Penguin From ‘Gotham’

‘Gotham’ is a show primarily about James Gordon, but the runaway success is Robin Lord Taylor’s portrayal of Penguin. In fact, he may have been the reason the show was renewed. He plays a low-level criminal assistant who rises to boss by simultaneously being gutless and ruthless. He lived the Gotham Dream of double crossing your way to fame and fortune.

Two-Face From ‘Batman: The Animated Series’

Harvey Dent is the primary subject matter of ‘The Dark Knight’, but it doesn’t result in a great villain until the third act. Even then Aaron Eckhart’s Two-Face is overshadowed by the Joker. That’s not good, but the real reason I can’t give it up to Nolan’s vision of Two-Face is because he wasn’t even schizophrenic. ‘Gotham’s Riddler has more of a split personality. Tommy Lee Jones’s version had two personalities, but they were both nuts and enjoyed being so. In the ‘Batman: The Animated Series’ we are presented with a Harvey that is plagued with an evil identity growing inside him that is finally unleashed when Batman fails to save his friend’s face. One personality desperately wanted to be rid of the other, but, alas, the bad tended to win out. Episodes featuring Two-Face were more menacing than any other villain because of the history Bruce had with the character.

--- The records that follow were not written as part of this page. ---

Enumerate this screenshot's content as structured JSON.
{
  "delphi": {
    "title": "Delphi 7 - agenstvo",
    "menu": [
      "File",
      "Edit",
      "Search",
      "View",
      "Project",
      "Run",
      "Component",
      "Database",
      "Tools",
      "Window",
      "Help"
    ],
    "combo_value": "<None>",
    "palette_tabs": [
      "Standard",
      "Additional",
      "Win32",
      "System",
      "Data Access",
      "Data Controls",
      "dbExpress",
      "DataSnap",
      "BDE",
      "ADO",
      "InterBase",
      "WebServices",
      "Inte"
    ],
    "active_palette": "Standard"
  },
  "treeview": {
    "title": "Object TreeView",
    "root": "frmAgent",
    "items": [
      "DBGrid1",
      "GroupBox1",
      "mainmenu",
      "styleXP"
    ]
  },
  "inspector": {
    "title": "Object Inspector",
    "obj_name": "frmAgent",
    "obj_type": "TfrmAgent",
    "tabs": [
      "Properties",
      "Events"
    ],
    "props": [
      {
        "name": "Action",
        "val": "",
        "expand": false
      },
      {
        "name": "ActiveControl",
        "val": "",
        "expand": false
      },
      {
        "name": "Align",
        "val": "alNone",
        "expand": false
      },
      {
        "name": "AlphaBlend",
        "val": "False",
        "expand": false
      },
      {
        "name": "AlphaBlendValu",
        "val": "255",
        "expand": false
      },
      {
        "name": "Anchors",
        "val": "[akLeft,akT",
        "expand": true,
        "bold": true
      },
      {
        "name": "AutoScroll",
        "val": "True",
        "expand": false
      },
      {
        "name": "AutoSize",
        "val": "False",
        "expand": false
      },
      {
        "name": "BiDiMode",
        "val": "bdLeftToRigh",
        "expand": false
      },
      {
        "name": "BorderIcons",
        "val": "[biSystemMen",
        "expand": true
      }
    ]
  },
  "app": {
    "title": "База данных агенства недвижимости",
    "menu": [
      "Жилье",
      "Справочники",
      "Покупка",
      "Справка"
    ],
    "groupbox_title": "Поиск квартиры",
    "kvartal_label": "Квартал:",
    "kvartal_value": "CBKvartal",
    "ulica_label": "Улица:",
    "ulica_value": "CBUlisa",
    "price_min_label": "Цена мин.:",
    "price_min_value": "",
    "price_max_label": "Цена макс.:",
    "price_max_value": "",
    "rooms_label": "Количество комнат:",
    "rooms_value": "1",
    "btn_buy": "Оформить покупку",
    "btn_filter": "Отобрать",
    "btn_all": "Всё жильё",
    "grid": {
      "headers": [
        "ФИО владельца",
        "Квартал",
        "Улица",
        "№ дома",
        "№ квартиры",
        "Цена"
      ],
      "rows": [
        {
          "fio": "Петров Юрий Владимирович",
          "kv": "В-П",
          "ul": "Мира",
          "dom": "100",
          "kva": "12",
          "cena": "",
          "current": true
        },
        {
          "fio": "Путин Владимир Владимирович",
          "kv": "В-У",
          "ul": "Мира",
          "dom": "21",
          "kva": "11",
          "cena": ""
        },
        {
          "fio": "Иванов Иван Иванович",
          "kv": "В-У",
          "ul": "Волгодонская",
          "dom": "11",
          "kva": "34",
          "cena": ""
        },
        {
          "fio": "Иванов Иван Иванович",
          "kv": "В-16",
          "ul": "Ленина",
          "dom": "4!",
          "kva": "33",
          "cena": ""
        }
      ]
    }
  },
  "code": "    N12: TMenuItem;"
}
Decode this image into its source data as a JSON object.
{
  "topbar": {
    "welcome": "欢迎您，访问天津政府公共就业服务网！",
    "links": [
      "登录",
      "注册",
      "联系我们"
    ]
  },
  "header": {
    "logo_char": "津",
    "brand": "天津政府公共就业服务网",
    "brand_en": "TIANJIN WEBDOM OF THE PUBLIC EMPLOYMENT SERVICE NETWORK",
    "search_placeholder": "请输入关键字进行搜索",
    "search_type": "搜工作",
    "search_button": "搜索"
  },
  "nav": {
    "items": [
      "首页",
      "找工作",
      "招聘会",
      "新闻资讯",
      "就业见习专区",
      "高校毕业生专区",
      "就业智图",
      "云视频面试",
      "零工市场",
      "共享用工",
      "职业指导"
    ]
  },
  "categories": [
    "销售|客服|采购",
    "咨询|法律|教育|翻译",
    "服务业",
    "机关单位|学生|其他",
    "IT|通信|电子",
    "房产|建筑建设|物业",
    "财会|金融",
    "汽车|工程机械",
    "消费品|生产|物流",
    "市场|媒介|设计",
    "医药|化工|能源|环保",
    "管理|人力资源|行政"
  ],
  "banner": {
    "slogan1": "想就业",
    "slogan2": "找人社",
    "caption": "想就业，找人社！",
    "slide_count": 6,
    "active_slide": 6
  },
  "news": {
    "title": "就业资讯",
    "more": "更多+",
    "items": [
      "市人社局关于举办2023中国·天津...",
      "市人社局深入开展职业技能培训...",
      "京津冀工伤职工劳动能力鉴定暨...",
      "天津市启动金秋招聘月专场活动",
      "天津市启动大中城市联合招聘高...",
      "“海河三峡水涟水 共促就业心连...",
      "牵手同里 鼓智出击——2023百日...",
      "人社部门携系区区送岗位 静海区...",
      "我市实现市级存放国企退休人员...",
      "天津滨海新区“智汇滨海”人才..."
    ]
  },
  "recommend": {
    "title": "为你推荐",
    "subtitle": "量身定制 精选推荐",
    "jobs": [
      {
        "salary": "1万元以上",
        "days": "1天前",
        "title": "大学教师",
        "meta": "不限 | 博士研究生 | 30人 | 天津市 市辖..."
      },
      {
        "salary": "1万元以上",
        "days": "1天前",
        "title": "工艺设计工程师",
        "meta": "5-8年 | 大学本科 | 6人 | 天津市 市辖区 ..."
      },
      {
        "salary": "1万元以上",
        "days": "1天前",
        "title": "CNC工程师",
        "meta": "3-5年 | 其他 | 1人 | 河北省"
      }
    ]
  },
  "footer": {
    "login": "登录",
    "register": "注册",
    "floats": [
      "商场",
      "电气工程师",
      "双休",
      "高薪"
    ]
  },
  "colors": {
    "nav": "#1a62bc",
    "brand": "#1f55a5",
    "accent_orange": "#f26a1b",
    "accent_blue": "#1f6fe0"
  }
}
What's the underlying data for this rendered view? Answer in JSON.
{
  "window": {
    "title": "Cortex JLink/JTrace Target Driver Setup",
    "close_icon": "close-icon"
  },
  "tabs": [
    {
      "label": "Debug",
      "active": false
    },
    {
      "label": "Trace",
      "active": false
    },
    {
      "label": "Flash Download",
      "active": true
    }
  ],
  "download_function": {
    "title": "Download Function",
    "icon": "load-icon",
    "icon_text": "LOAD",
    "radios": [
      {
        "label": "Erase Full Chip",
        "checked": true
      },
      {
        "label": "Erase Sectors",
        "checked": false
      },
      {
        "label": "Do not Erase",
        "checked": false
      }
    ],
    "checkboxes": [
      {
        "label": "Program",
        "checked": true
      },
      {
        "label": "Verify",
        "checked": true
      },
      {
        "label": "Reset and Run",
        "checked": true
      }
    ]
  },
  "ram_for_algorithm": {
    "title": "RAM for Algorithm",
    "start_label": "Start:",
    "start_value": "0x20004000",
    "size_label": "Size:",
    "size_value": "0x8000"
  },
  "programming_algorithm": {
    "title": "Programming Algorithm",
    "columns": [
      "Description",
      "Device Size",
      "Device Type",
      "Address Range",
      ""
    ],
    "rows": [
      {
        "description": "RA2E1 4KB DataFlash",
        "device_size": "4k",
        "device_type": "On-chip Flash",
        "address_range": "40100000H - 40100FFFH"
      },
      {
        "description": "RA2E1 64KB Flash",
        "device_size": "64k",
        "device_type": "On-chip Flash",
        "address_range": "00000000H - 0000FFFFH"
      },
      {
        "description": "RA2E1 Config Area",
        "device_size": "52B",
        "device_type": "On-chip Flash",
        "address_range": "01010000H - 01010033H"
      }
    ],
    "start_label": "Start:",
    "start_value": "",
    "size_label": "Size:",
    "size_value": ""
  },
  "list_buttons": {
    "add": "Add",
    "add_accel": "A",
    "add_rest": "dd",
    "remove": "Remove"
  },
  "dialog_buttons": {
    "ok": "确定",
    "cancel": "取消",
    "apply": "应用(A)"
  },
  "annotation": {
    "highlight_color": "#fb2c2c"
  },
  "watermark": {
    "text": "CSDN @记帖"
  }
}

Scarecrow From ‘Batman Begins’

There is a reason Cillian Murphy was asked to appear as Dr. Jonathan Crane in each film of Christopher Nolan’s trilogy. The dude is creepy. He plays Scarecrow as an ingenious doctor who comes across as a little unhinged because he is bottling up true insanity just below the surface.

Batgirl From ‘Batman’ (1966)

Modern fans tend to like our Batman dark and his villains darker, but there is space for the rest of the Bat-family to lift our spirits. The light-hearted campiness of Batman ’66 is where we find our Batgirl. She is many of us older Bat-fans’ first crush and doesn’t have much competition. I wasn’t going to pick Alicia Silverstone, after all.

Robin From ‘Batman’ (1966)

Dick Grayson is the best Robin and Burt Ward is the most iconic Dick Grayson. His legacy lives on in both nostalgia and parody, with lines like “Holy rusted metal, Batman!” coming out of later, more serious Robins. He acted as a sounding board for Adam West’s thinking-out-loud detective and occasionally chimed in with the answers himself. To top it off, he could BAM and POW with the best of them.

Alfred From ‘The Dark Knight Trilogy’

A good Alfred should never back down to Bruce Wayne while ultimately serving him. Michael Caine played the father figure perfectly. He encouraged when he needed to encourage and warned when he worried about losing the man who is essentially his son. Think of all the great lines from Nolan’s Batman series and you’ll find that many of them come from Alfred.

Commissioner Gordon From ‘The Dark Knight Trilogy’

Christopher Nolan’s ‘Batman Begins’ served as a beginning for Jim Gordon as well. We saw him meet the Dark Knight and deal with the moral implications of helping such a vigilante. We watch him go under cover to save the day then bargain for his family’s life with an emotional range that has me identifying Gary Oldman as the best actor of this bunch. It’s debatable, but I tend to believe that the nuance of his acting throughout the films tells us that he has deduced the dual identity of Bruce Wayne. This Gordon was no dummy.

Batman From ‘Batman’ (1989)

This was peak Burton. Before Johnny Depp, Michael Keaton was Tim Burton’s go-to along with Danny Elfman who gave Batman a theme for the ages. Keaton intimidated villains without Christian Bale’s overkill growl. He had a love interest without Val Kilmer’s blank stare. He was a detective without Adam West’s monologuing. And he wasn’t in ‘Batman & Robin.’ Keaton’s main competition has to be Kevin Conroy‘s voice which brought the most popular animated version of the character to life, but the strength of that Batman comes from his duration. Conroy could explore every facet of Batman because he had seasons to do it. Keaton inhabited both the essential Batman and the essential Bruce Wayne in just one film. Yes, he was in two, but he only needed one.